(c) c) The house opposite Eastgate House, which Dickens used as Mayor Sapsea's residence in The Mystery of Edwin Drood.

Certainly in his illustration of the interior of the gatehouse for the novel "On Dangerous Ground" (Chapter 8, May 1870) (plate), Luke Fildes exaggerates the size of the dwelling in order to accommodate the figures of Edwin Drood, Neville Landless, and John Jasper.

Dickens and Fildes juxtapose the College Gatehouse, with its timeless and tranquil ecclesiastic associations and its implicit reference to his vocation as a choirmaster in the respectable Anglican provincial community, and Princess Puffer's opium den in the urban slum of the East End of London, sordid, foreign, exotic, and escapist.

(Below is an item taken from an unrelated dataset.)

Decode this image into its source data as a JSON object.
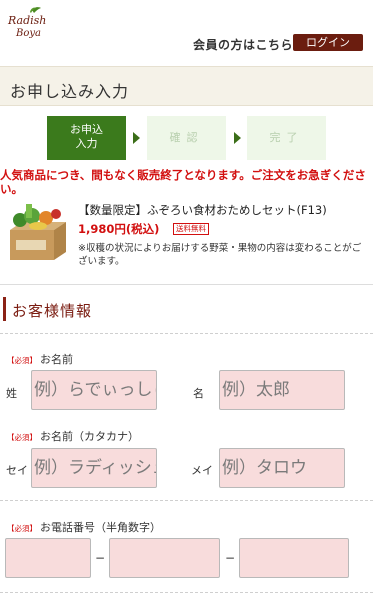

Left: Under the Trees. Right: Jasper's Sacrifices both by Luke Fildes.

The appropriately named Nun's House from The Mystery of Edwin Drood, chapter 3 and elsewhere — in the garden of which Edwin chats affably with Rosa Bud in "Under the Trees," and in which later John Jasper declares his forbidden passion for Rosa in Fildes' "Jasper's Sacrifices" — corresponds to Eastgate House, just off the Rochester High Street, and not far from both Sapsea's House and Chertsey's (Jasper's) Gatehouse across the road. The building probably makes its first appearance in The Pickwick Papers as the girls' school whose precincts the do-gooding Pickwick violates in "The Unexpected Breaking Up of the Seminary for Young Ladies". In Dickens's last novel, it appears again, more prominently, as "Miss Twinkleton's Seminary"; the building, however, appears only as a backdrop — in Good-bye, Rosebud, Darling

Left: The Unexpected Breaking Up of the Seminary for Young Ladies. Right: Good-bye, Rosebud, Darling! by Luke Fildes.

An old-fashioned but visually pleasing Elizabethan townhouse of timber beams and a great deal of red brick, the building, dating from about 1590, is situated across the High Street from Sapsea's dwelling, both in The Mystery of Edwin Drood and in reality. Eastgate House was originally the home of local politician Sir Peter Buck, a naval official and quondam Mayor of Rochester.

Left: Eastgate House, Rochester by F. G. Kitton. Middle: The Chalet at Gadshill from Forster's biography. Right: The Chalet photograph by Jacqueline Banerjee.

The back garden is somewhat changed from its presentation in the novel in two respects: first, the hedges and bench shown by Fildes have been replaced by ponds and water gardens; second, for the time being at least, Swiss actor Charles Fechter's splendid Christmas 1864 gift to Charles Dickens, the Swiss Chalet in which the author loved to write in the "wilderness" (across the road and through a tunnel from Gad's Hill), is now located here. Frederic Kitton's rendering of Eastgate House is accurate, but more atmospheric than a modern photograph.


Langton, Robert. Charles Dickens and Rochester. London: Chapman and Hall, 1880. rpt. Rochester: Old Towns Books and Maps, 2009.

Walters, J. Cuming. The Complete "Mystery of Edwin Drood": The History, Continuations, and Solutions (1870-1912). London: Chapman and Hall, 1912.

Last modified 20 February 2012